What can you learn about life from keeping chickens?
Keeping backyard chickens can change your perspective on life and teach valuable life lessons.
Have you ever sat down and thought about the ways your chickens have changed your outlook and improved your life skills? Here's what we came up with:
1. We All Need a Good Cackle
Yes, we all need a good cackle. Cackle is really just another word for laugh, and it's also a noise that chickens make.
A good cackle and a sense of humor make life a whole lot more enjoyable, and I'm sure you would agree that everyone needs to have a little (or a lot of) fun. Whether that's watching "chicken television" out at the coop, gardening, cooking, or solving mathematical equations, make sure you find time to do what pleases you and gives you joy.
If you find someone who makes you laugh, that person is usually (always?) a keeper. So laugh, enjoy, and shake your tail feather, because we all need some fun and a good cackle.
Do you find yourself in need of a good chicken cackle? Check out Chicken People on CMT.
2. Ruffle It Up and Shake It Off
Everyone has their bad days, and maybe a dust-up now and then.

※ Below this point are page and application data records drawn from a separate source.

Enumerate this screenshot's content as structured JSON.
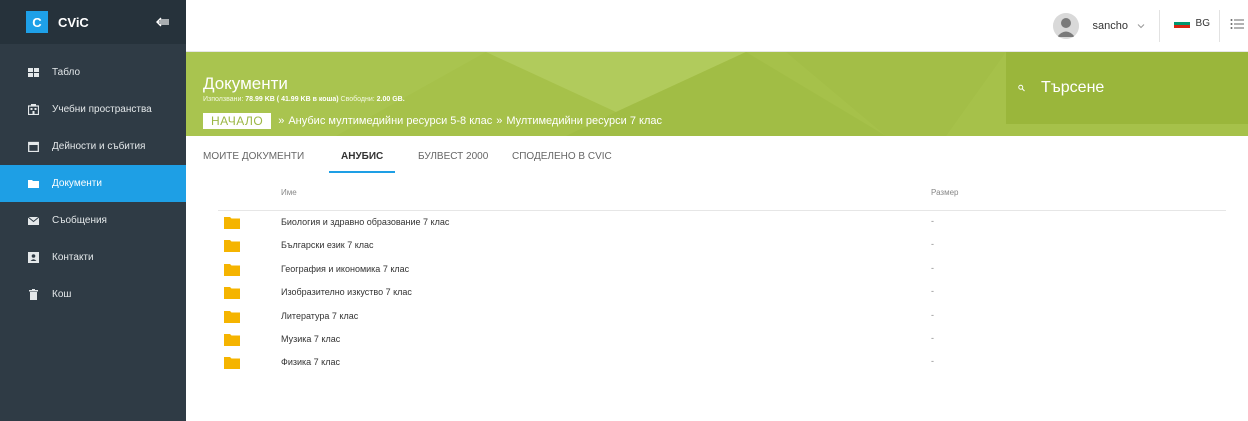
{
  "app": {
    "logo_letter": "C",
    "name": "CViC"
  },
  "sidebar": {
    "items": [
      {
        "label": "Табло",
        "icon": "dashboard-icon"
      },
      {
        "label": "Учебни пространства",
        "icon": "building-icon"
      },
      {
        "label": "Дейности и събития",
        "icon": "calendar-icon"
      },
      {
        "label": "Документи",
        "icon": "folder-icon",
        "active": true
      },
      {
        "label": "Съобщения",
        "icon": "mail-icon"
      },
      {
        "label": "Контакти",
        "icon": "contact-card-icon"
      },
      {
        "label": "Кош",
        "icon": "trash-icon"
      }
    ]
  },
  "topbar": {
    "username": "sancho",
    "language": "BG"
  },
  "header": {
    "title": "Документи",
    "usage": {
      "used_label": "Използвани:",
      "used_value": "78.99 KB ( 41.99 KB в коша)",
      "free_label": "Свободни:",
      "free_value": "2.00 GB."
    },
    "breadcrumb": {
      "home": "НАЧАЛО",
      "sep": "»",
      "items": [
        "Анубис мултимедийни ресурси 5-8 клас",
        "Мултимедийни ресурси 7 клас"
      ]
    },
    "search_placeholder": "Търсене"
  },
  "tabs": [
    {
      "label": "МОИТЕ ДОКУМЕНТИ"
    },
    {
      "label": "АНУБИС",
      "active": true
    },
    {
      "label": "БУЛВЕСТ 2000"
    },
    {
      "label": "СПОДЕЛЕНО В CVIC"
    }
  ],
  "table": {
    "columns": {
      "name": "Име",
      "size": "Размер"
    },
    "rows": [
      {
        "name": "Биология и здравно образование 7 клас",
        "size": "-"
      },
      {
        "name": "Български език 7 клас",
        "size": "-"
      },
      {
        "name": "География и икономика 7 клас",
        "size": "-"
      },
      {
        "name": "Изобразително изкуство 7 клас",
        "size": "-"
      },
      {
        "name": "Литература 7 клас",
        "size": "-"
      },
      {
        "name": "Музика 7 клас",
        "size": "-"
      },
      {
        "name": "Физика 7 клас",
        "size": "-"
      }
    ]
  },
  "colors": {
    "sidebar": "#2f3b45",
    "accent": "#1e9fe5",
    "banner": "#a6c14a",
    "folder": "#f5b400"
  }
}
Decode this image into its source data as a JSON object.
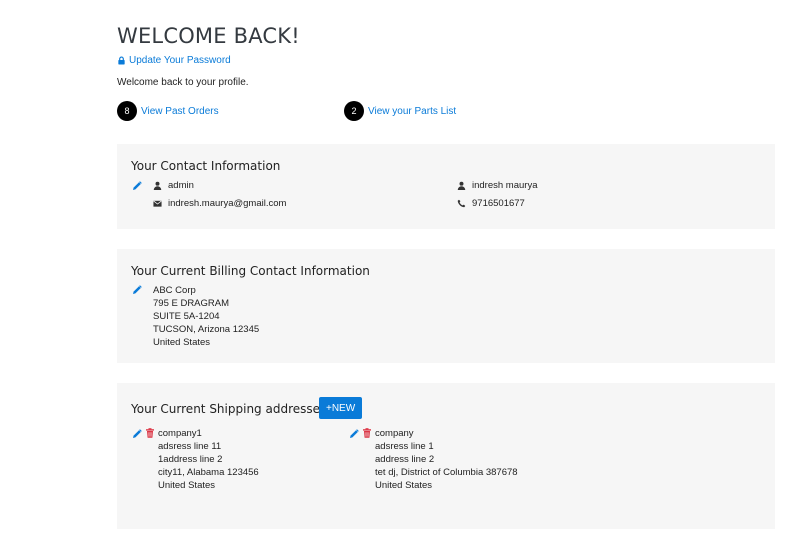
{
  "header": {
    "title": "WELCOME BACK!",
    "update_password": "Update Your Password",
    "welcome_text": "Welcome back to your profile."
  },
  "links": {
    "past_orders": {
      "count": "8",
      "label": "View Past Orders"
    },
    "parts_list": {
      "count": "2",
      "label": "View your Parts List"
    }
  },
  "contact": {
    "title": "Your Contact Information",
    "username": "admin",
    "email": "indresh.maurya@gmail.com",
    "full_name": "indresh maurya",
    "phone": "9716501677"
  },
  "billing": {
    "title": "Your Current Billing Contact Information",
    "lines": [
      "ABC Corp",
      "795 E DRAGRAM",
      "SUITE 5A-1204",
      "TUCSON, Arizona 12345",
      "United States"
    ]
  },
  "shipping": {
    "title": "Your Current Shipping addresses",
    "new_button": "+NEW",
    "addresses": [
      {
        "name": "company1",
        "lines": [
          "adsress line 11",
          "1address line 2",
          "city11, Alabama 123456",
          "United States"
        ]
      },
      {
        "name": "company",
        "lines": [
          "adsress line 1",
          "address line 2",
          "tet dj, District of Columbia 387678",
          "United States"
        ]
      }
    ]
  },
  "colors": {
    "link": "#0a7bd8",
    "delete": "#dc3545",
    "card_bg": "#f6f6f6"
  }
}
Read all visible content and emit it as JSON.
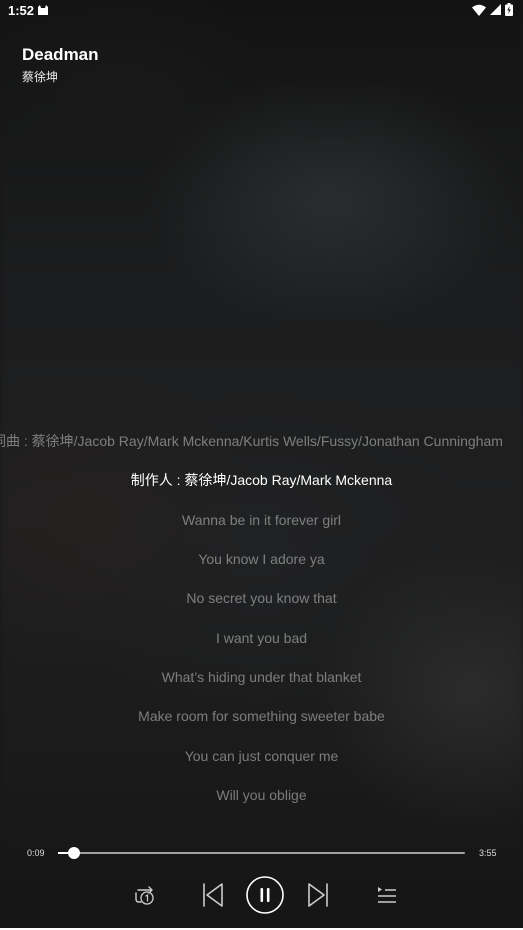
{
  "status_bar": {
    "time": "1:52",
    "app_icon": "android-cat-icon",
    "wifi_icon": "wifi-icon",
    "signal_icon": "cell-signal-icon",
    "battery_icon": "battery-icon"
  },
  "song": {
    "title": "Deadman",
    "artist": "蔡徐坤"
  },
  "lyrics": [
    {
      "text": "词曲 : 蔡徐坤/Jacob Ray/Mark Mckenna/Kurtis Wells/Fussy/Jonathan Cunningham",
      "active": false
    },
    {
      "text": "制作人 : 蔡徐坤/Jacob Ray/Mark Mckenna",
      "active": true
    },
    {
      "text": "Wanna be in it forever girl",
      "active": false
    },
    {
      "text": "You know I adore ya",
      "active": false
    },
    {
      "text": "No secret you know that",
      "active": false
    },
    {
      "text": "I want you bad",
      "active": false
    },
    {
      "text": "What’s hiding under that blanket",
      "active": false
    },
    {
      "text": "Make room for something sweeter babe",
      "active": false
    },
    {
      "text": "You can just conquer me",
      "active": false
    },
    {
      "text": "Will you oblige",
      "active": false
    }
  ],
  "player": {
    "current_time": "0:09",
    "total_time": "3:55",
    "progress_fraction": 0.04,
    "controls": {
      "repeat_icon": "repeat-one-icon",
      "previous_icon": "skip-previous-icon",
      "pause_icon": "pause-icon",
      "next_icon": "skip-next-icon",
      "playlist_icon": "playlist-icon"
    }
  },
  "colors": {
    "background": "#161616",
    "active_lyric": "#ffffff",
    "inactive_lyric": "#8a8a8a"
  }
}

Roll with it, and then shake it off like a chicken having a good dirt bath.
Alternatively, if you're always spotless and tidy, maybe you need a good wallow? Maybe you landed in the muck by accident and the only way out is through. It's all about balance.
No matter the situation, good or bad, learn from it what you can, have fun if possible (see Life Lesson #1 above), and once it's over ruffle those feathers up and shake it off. Onwards and upwards.

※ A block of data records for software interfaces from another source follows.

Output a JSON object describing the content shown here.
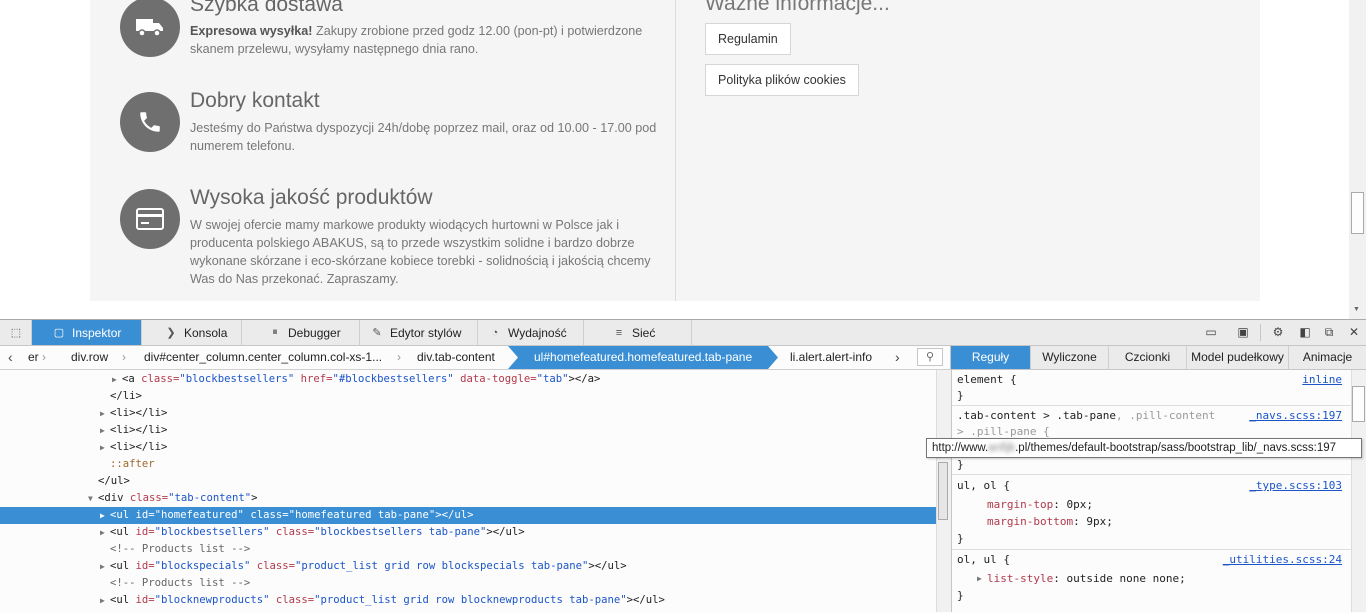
{
  "page": {
    "features": [
      {
        "icon": "truck-icon",
        "title": "Szybka dostawa",
        "lead": "Expresowa wysyłka!",
        "text": " Zakupy zrobione przed godz 12.00 (pon-pt) i potwierdzone skanem przelewu, wysyłamy następnego dnia rano."
      },
      {
        "icon": "phone-icon",
        "title": "Dobry kontakt",
        "text": "Jesteśmy do Państwa dyspozycji 24h/dobę poprzez mail, oraz od 10.00 - 17.00 pod numerem telefonu."
      },
      {
        "icon": "credit-card-icon",
        "title": "Wysoka jakość produktów",
        "text": "W swojej ofercie mamy markowe produkty wiodących hurtowni w Polsce jak i producenta polskiego ABAKUS, są to przede wszystkim solidne i bardzo dobrze wykonane skórzane i eco-skórzane kobiece torebki - solidnością i jakością chcemy Was do Nas przekonać. Zapraszamy."
      }
    ],
    "side_title": "Ważne informacje...",
    "buttons": [
      "Regulamin",
      "Polityka plików cookies"
    ]
  },
  "devtools": {
    "toolbar": [
      {
        "label": "Inspektor",
        "icon": "inspector-icon",
        "active": true
      },
      {
        "label": "Konsola",
        "icon": "console-icon"
      },
      {
        "label": "Debugger",
        "icon": "debugger-icon"
      },
      {
        "label": "Edytor stylów",
        "icon": "style-editor-icon"
      },
      {
        "label": "Wydajność",
        "icon": "performance-icon"
      },
      {
        "label": "Sieć",
        "icon": "network-icon"
      }
    ],
    "breadcrumbs": [
      "er",
      "div.row",
      "div#center_column.center_column.col-xs-1...",
      "div.tab-content",
      "ul#homefeatured.homefeatured.tab-pane",
      "li.alert.alert-info"
    ],
    "side_tabs": [
      "Reguły",
      "Wyliczone",
      "Czcionki",
      "Model pudełkowy",
      "Animacje"
    ],
    "markup": {
      "l1_tag_open": "<a ",
      "l1_a1": "class=",
      "l1_v1": "\"blockbestsellers\"",
      "l1_a2": " href=",
      "l1_v2": "\"#blockbestsellers\"",
      "l1_a3": " data-toggle=",
      "l1_v3": "\"tab\"",
      "l1_tag_close": "></a>",
      "l2": "</li>",
      "l3": "<li></li>",
      "l6": "::after",
      "l7": "</ul>",
      "l8_tag": "<div ",
      "l8_a": "class=",
      "l8_v": "\"tab-content\"",
      "l8_end": ">",
      "l9": "<ul id=\"homefeatured\" class=\"homefeatured tab-pane\"></ul>",
      "l10_tag": "<ul ",
      "l10_a1": "id=",
      "l10_v1": "\"blockbestsellers\"",
      "l10_a2": " class=",
      "l10_v2": "\"blockbestsellers tab-pane\"",
      "l10_end": "></ul>",
      "l11": "<!-- Products list -->",
      "l12_tag": "<ul ",
      "l12_a1": "id=",
      "l12_v1": "\"blockspecials\"",
      "l12_a2": " class=",
      "l12_v2": "\"product_list grid row blockspecials tab-pane\"",
      "l12_end": "></ul>",
      "l13": "<!-- Products list -->",
      "l14_tag": "<ul ",
      "l14_a1": "id=",
      "l14_v1": "\"blocknewproducts\"",
      "l14_a2": " class=",
      "l14_v2": "\"product_list grid row blocknewproducts tab-pane\"",
      "l14_end": "></ul>"
    },
    "rules": {
      "r1_sel": "element {",
      "r1_src": "inline",
      "r1_close": "}",
      "r2_sel_a": ".tab-content > .tab-pane",
      "r2_sel_b": ", .pill-content",
      "r2_src": "_navs.scss:197",
      "r2_sel_c": "> .pill-pane {",
      "r2_close": "}",
      "r3_sel": "ul, ol {",
      "r3_src": "_type.scss:103",
      "r3_p1": "margin-top",
      "r3_v1": "0px;",
      "r3_p2": "margin-bottom",
      "r3_v2": "9px;",
      "r3_close": "}",
      "r4_sel": "ol, ul {",
      "r4_src": "_utilities.scss:24",
      "r4_p1": "list-style",
      "r4_v1": "outside none none;",
      "r4_close": "}"
    },
    "tooltip": {
      "prefix": "http://www.",
      "blur": "anfijk",
      "suffix": ".pl/themes/default-bootstrap/sass/bootstrap_lib/_navs.scss:197"
    }
  },
  "colors": {
    "accent": "#3a8fd4",
    "icon_bg": "#6f6f6f"
  }
}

3. Have a (Flexible) Plan Ahead of Time
With chickens, you really need to plan ahead as a responsible flock owner. One of the first things a new chicken owner learns is that baby chicks grow incredibly fast, and if you don't already own a coop, you need one ASAP.

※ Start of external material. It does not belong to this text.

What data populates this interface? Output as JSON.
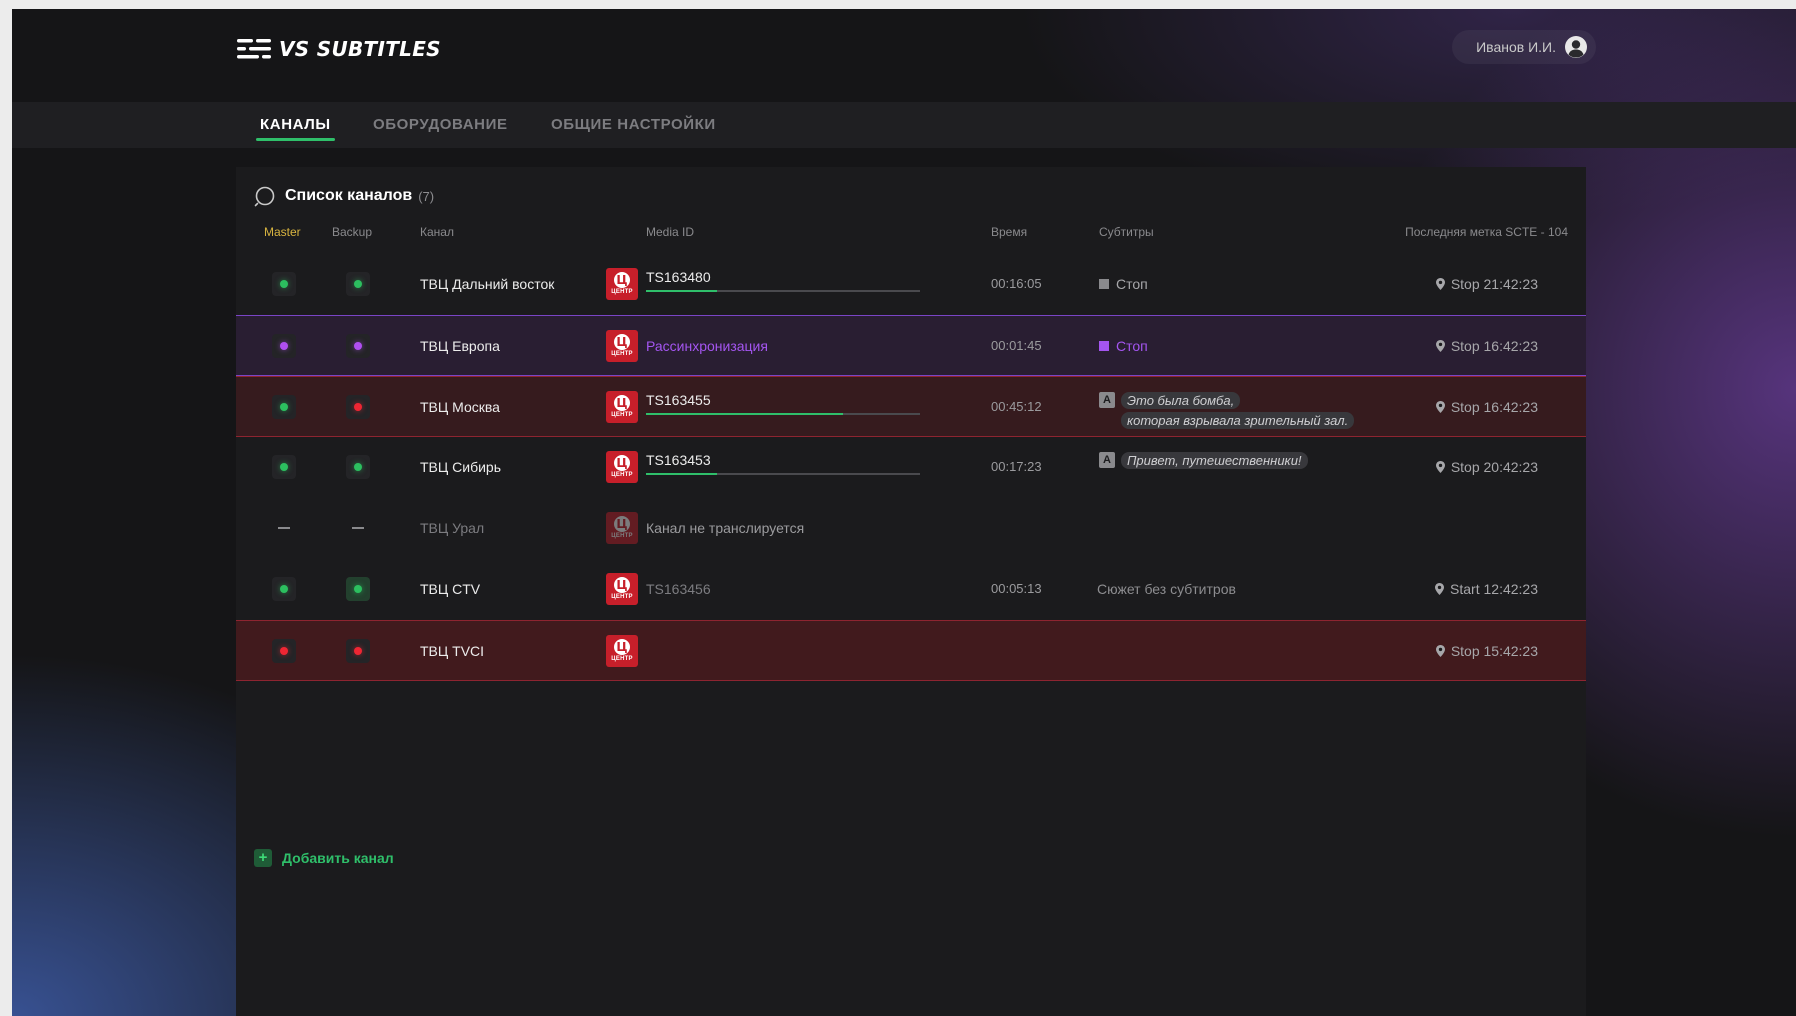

A month may seem like an infinite amount of time to line up or build a chicken coop when you first get baby chicks, but time REALLY flies by when baby chicks are in residence in your home or garage if you don't yet have a coop.
Week three is when those cute chicks get a little stinky and suddenly life with chickens gets very... real. Real, uh, aromatic, unless you planned ahead for proper brooder cleaning and a good coop.
READ MORE: 7 Reasons to Let a Broody Hen Hatch Eggs
With chickens, of course, it's best to plan ahead on a coop, and to plan for bio-security, for how to protect your chickens from predators, plan for how to protect your garden from your free-ranging flock, and plan for how you will treat ill chickens.
If you don't plan ahead a little bit, you're probably going to have a harder time when push comes to shove, or you'll have to follow a plan made by someone else, and that's probably not going to be any fun at all (remember the first life lesson).
4. Sharing Is Not Always Caring
Yes, sharing is caring, but what about sharing germs? Some exposure to germs is good for immunity, but let's use some common sense shall we?
One, wash your hands, two, don't kiss chickens, and three, no chickens in the house (!). Common sense about safe chicken handling and washing your hands hopefully transfers to a skill known as general common sense (a valuable life skill!).
5. Aim for a Measure of Grace
What do we mean by grace? Being a responsible flock owner means providing for your chickens well.
Treat your flock with care, with the proper feed, clean water in clean containers daily, safe housing, the ability to free-range when possible, and professional veterinary care when needed.
Caring with a measure of grace is good animal husbandry. Good animal care goes beyond a minimum of required care. Your chickens will thank you with good health, excellent eggs, and the satisfaction of having raised your flock well.
WATCH NOW: How to Have the Best Tasting Eggs from Your Backyard Chickens
The life skill in aiming for a measure of grace? Life is better when you exceed minimal expectations and when you reach for just a little bit more and a little bit better. Learn and improve as you go, and keep on learning and reaching and doing.
So there are the five life lessons you might learn by keeping chickens... Remember to laugh and cackle, do the best you can, plan ahead, use common sense, and aim for a measure of grace.
What other life lessons have you learned from your chickens? Let us know in the comments below!